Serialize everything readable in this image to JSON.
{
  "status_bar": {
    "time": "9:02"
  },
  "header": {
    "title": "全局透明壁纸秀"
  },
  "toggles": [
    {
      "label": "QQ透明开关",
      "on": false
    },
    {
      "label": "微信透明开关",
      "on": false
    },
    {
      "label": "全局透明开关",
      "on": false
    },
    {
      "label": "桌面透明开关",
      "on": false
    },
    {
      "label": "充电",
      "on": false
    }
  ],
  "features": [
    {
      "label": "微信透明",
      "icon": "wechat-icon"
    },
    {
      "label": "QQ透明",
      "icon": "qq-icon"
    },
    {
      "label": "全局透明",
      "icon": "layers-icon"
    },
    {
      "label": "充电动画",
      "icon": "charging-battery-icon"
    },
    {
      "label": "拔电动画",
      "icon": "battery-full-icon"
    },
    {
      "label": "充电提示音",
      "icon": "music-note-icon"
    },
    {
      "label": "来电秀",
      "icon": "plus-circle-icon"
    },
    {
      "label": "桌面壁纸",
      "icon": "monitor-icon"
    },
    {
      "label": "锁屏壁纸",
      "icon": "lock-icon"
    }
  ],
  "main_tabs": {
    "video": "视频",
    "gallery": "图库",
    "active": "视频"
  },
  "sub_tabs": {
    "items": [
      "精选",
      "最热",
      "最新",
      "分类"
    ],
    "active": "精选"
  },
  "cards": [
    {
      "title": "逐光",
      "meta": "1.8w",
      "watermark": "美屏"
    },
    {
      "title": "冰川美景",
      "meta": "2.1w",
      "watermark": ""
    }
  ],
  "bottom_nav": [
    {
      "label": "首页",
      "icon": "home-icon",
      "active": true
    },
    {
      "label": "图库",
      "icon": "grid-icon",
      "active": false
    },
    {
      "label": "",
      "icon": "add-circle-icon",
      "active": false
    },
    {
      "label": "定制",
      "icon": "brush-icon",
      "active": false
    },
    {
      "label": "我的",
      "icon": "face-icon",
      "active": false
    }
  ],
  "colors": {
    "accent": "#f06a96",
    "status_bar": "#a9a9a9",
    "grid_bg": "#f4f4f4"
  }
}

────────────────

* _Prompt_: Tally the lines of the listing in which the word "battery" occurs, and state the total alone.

* _Written response_: 2